Silk taffeta evening dress, Cristóbal Balenciaga, 1955 & Its X-Ray

To showcase the intricacies of Balenciaga’s structural techniques, British photographer Nick Veasey’s x-ray images of the gown are placed alongside the beautiful and comfortable creations to let you visually understand the exceptional art of the master.

Photo credits: The Guardian

Paco Rabanne’s Sequenced Mini Dress

Designed by San Sebastian’s son, who was a head seamstress for Balenciaga, the dress embodies the design made of jewellery-making techniques which further exemplifies the 1960s as a huge leap for experimental fashion.

Photo credits: The Guardian (L), RMIT Fashion (R)

Rei Kawakubos’s leather ensemble 

Rei Kawakubos echoed the ‘sack’ dress concept, which was first set forward by Balenciaga in the 1950s, and made a leather ensemble out of Balenciaga’s inspiration, which in turn made the designer make a mark in the history’s fashion diary, and now is certainly one of the most renowned designers in Asia.

Photo credits: The Urban List (L), RMIT Fashion (R)

The exhibition is already trending on Instagram and is being intensely loved by the designers and fashion enthusiasts alike. Despite the rich details, it also features old runway walk footages, fabric samples, and archive sketches. This incredible showcase will last until the 10th of November so even though there is ample time, do get your tickets soon enough to dodge the chance of letting this experience slip by your hand! It’s the chance to channel your eternal fashion lover and make your fashion understating even more holistic.

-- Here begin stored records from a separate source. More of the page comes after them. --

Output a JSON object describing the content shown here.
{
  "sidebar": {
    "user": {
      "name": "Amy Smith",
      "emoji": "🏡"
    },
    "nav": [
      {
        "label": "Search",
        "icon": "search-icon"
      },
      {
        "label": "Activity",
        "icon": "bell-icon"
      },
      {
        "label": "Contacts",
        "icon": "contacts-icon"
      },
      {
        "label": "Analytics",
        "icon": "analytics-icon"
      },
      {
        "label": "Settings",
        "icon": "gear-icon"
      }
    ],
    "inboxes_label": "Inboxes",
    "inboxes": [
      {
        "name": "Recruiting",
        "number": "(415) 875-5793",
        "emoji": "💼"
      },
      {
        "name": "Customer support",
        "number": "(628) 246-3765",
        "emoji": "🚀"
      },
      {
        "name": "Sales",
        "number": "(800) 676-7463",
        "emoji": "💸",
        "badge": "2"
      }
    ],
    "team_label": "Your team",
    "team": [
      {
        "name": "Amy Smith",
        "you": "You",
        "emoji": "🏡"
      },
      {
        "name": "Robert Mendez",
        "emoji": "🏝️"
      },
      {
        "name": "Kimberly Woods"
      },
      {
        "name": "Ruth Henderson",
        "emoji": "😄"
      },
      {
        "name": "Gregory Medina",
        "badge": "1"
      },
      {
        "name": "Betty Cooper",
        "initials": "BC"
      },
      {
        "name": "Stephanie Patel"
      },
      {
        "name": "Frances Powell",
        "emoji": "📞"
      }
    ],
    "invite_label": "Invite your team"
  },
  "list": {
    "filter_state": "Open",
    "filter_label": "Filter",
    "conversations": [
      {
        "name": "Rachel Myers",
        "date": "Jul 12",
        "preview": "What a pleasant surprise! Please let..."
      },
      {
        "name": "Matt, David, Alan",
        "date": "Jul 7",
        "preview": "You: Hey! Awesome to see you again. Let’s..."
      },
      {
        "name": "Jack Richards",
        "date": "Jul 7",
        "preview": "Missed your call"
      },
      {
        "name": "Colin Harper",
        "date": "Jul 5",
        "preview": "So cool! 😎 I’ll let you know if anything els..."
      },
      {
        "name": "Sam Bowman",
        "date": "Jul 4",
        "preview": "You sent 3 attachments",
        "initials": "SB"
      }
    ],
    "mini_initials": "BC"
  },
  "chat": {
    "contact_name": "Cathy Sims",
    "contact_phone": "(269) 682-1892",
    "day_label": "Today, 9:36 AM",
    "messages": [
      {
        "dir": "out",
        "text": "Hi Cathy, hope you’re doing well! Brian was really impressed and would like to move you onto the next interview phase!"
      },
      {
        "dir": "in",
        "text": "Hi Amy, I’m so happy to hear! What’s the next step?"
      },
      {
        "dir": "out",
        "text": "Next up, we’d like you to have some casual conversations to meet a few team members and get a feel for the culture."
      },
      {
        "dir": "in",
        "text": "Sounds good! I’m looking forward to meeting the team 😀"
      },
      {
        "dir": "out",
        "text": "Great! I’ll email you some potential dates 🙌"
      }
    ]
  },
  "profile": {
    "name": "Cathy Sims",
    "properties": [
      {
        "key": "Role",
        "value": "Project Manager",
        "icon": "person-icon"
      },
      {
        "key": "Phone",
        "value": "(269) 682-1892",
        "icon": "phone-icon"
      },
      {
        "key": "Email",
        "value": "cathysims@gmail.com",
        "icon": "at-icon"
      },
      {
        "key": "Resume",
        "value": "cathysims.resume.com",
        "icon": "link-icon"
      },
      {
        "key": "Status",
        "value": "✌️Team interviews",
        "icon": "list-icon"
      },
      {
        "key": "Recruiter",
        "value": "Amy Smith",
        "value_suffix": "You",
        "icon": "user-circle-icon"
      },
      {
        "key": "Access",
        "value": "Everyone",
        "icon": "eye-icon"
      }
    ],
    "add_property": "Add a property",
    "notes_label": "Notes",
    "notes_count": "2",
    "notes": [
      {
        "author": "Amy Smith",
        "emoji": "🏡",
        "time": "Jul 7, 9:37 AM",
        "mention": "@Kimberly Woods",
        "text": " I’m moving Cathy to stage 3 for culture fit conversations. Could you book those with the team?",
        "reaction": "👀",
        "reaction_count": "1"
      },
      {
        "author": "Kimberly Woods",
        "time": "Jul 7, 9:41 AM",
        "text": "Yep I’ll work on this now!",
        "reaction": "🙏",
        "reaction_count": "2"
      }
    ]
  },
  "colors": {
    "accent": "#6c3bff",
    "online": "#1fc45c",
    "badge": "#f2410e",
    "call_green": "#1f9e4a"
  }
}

At we take great effort to credit all visual content to the source and the rightful owners. However, we can’t guarantee that we always get it right. If you feel we have erroneously identified your image or would like it removed, please get in touch. Our images come from a variety of sources, including Pinterest, Google Images and, of course, directly from the source.


Most Talked About

Related Articles